Work instructions:
Check each line of the entries below for the string "help"; copy every line where it appears.
═════ Records shown
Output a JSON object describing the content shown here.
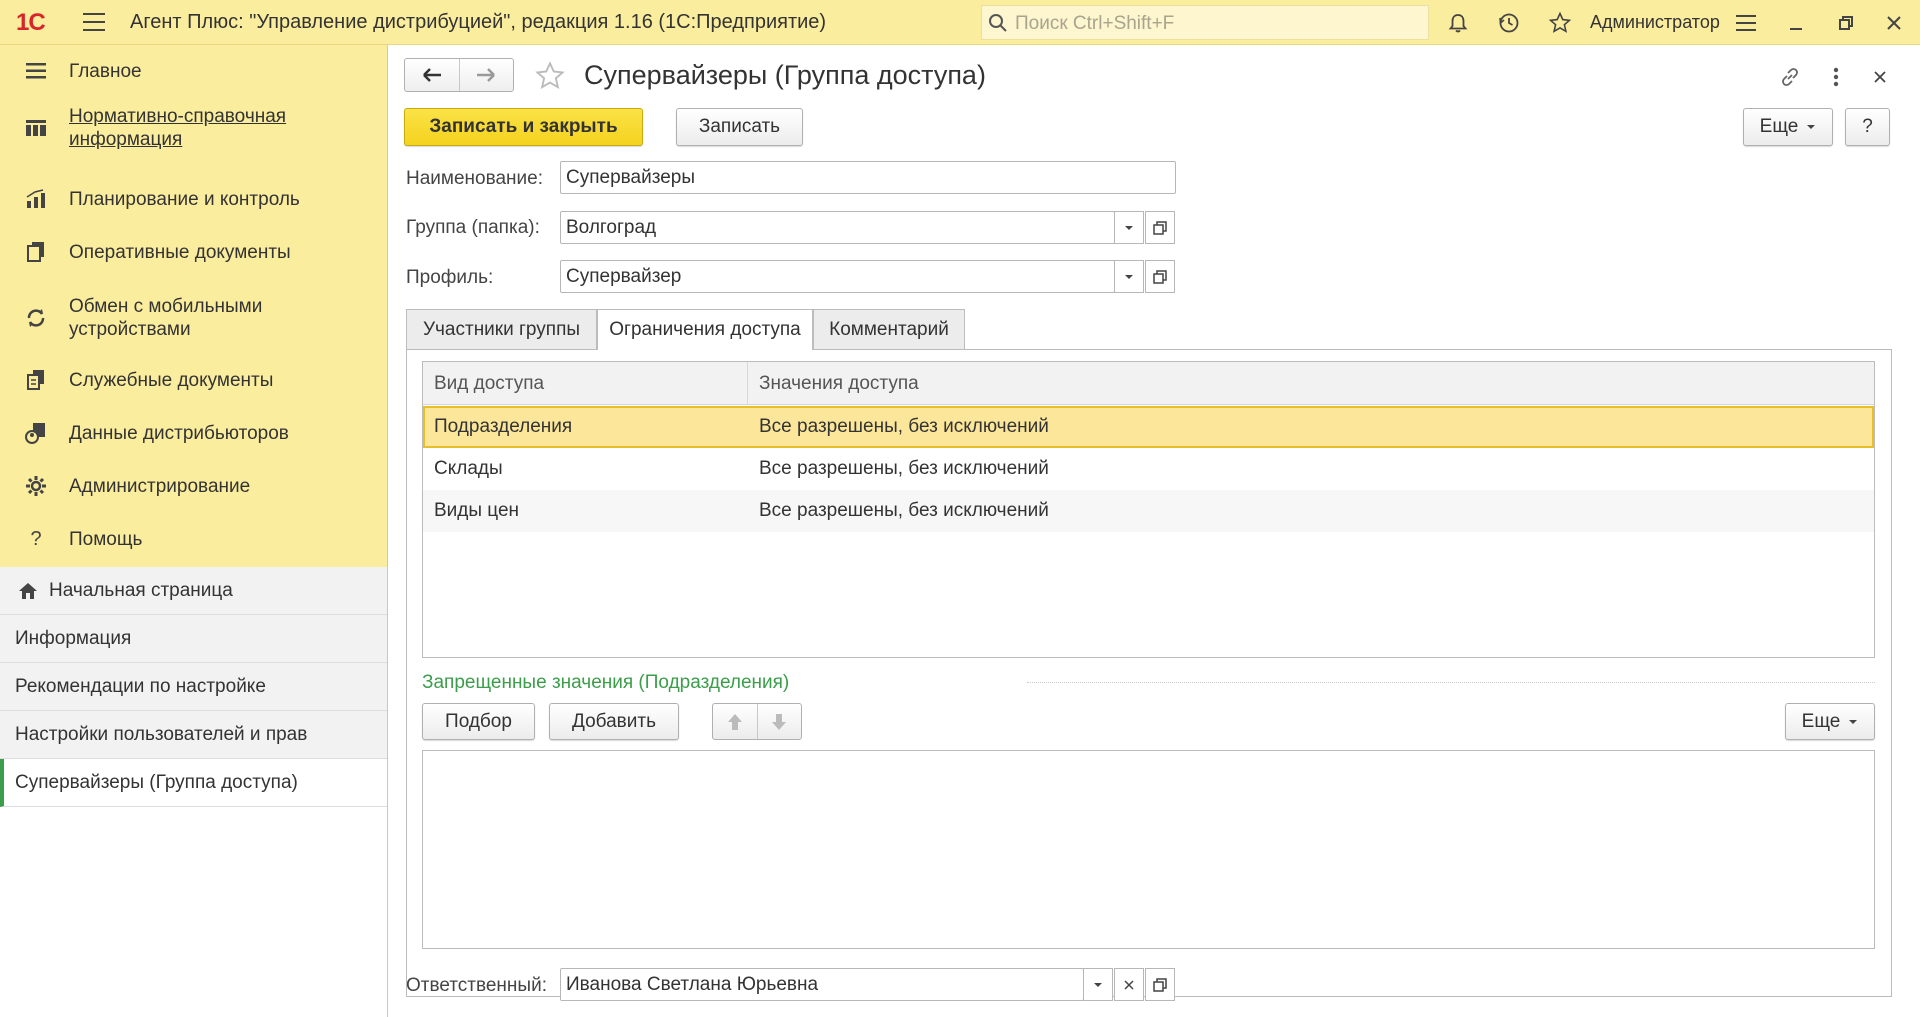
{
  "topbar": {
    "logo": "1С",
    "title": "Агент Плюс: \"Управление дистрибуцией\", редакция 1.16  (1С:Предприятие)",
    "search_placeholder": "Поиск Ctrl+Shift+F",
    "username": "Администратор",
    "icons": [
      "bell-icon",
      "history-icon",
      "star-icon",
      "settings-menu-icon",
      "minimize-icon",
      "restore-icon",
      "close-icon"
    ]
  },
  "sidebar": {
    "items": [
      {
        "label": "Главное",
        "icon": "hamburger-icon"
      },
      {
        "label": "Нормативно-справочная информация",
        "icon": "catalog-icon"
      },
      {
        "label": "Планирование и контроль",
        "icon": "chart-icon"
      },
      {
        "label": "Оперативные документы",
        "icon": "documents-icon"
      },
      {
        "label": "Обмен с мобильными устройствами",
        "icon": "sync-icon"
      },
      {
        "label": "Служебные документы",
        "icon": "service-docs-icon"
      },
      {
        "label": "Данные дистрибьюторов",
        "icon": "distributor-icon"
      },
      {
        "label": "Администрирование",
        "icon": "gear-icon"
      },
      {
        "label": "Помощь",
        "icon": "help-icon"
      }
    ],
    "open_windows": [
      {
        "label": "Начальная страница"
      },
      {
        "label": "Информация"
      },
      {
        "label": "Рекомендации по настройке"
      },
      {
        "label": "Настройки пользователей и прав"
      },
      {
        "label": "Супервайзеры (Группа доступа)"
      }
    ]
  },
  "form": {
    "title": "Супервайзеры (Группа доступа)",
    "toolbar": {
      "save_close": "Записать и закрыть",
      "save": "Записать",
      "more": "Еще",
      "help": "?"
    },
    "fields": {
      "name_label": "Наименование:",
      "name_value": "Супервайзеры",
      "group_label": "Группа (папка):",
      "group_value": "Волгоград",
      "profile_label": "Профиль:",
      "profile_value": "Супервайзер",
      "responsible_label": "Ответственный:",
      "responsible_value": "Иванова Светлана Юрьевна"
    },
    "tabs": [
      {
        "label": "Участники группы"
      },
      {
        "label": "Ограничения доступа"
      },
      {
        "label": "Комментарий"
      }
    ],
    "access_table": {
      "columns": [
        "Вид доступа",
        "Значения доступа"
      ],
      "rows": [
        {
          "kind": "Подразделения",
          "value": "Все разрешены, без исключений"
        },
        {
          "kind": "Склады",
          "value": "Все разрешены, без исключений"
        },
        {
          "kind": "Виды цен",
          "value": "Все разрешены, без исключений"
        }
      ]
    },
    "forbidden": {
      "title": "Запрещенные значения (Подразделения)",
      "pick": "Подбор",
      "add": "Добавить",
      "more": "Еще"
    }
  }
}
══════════
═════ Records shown
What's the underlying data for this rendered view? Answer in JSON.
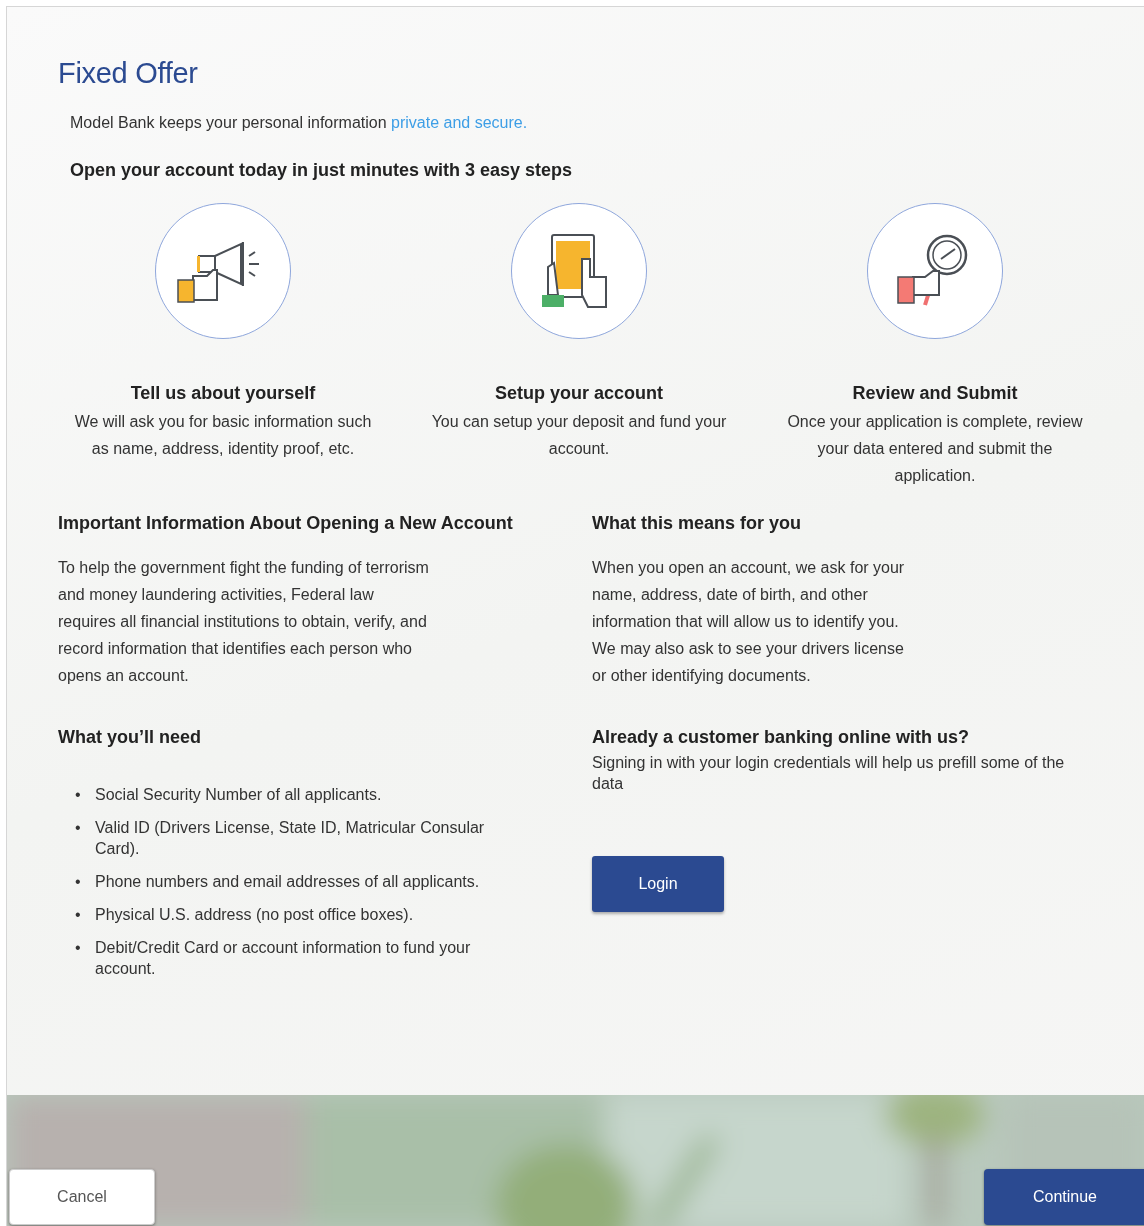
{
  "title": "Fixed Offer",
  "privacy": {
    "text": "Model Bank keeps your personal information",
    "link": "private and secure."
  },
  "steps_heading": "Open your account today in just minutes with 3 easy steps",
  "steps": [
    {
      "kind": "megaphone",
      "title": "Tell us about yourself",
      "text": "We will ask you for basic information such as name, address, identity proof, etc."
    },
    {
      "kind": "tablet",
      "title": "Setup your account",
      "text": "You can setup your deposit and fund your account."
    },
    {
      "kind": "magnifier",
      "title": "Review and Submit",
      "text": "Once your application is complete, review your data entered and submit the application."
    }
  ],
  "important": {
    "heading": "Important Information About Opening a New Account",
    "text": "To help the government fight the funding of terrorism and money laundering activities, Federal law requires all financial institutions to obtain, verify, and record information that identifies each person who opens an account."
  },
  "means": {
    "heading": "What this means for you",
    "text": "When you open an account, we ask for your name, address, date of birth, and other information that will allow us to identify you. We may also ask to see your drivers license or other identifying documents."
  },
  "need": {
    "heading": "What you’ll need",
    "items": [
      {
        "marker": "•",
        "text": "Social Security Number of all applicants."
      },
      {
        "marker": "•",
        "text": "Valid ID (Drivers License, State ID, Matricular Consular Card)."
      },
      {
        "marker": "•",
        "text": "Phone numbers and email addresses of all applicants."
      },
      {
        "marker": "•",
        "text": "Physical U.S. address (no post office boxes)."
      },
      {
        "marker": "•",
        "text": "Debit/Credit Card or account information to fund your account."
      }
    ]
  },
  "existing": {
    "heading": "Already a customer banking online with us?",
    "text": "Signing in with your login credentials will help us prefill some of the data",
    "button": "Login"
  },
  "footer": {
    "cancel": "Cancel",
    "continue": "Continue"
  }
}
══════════
Problem solution:
        "icon": "help-icon"
      "help": "?"
    "text": "To help the government fight the funding of terrorism and money laundering activities, Federal law requires all financial institutions to obtain, verify, and record information that identifies each person who opens an account."
    "text": "Signing in with your login credentials will help us prefill some of the data",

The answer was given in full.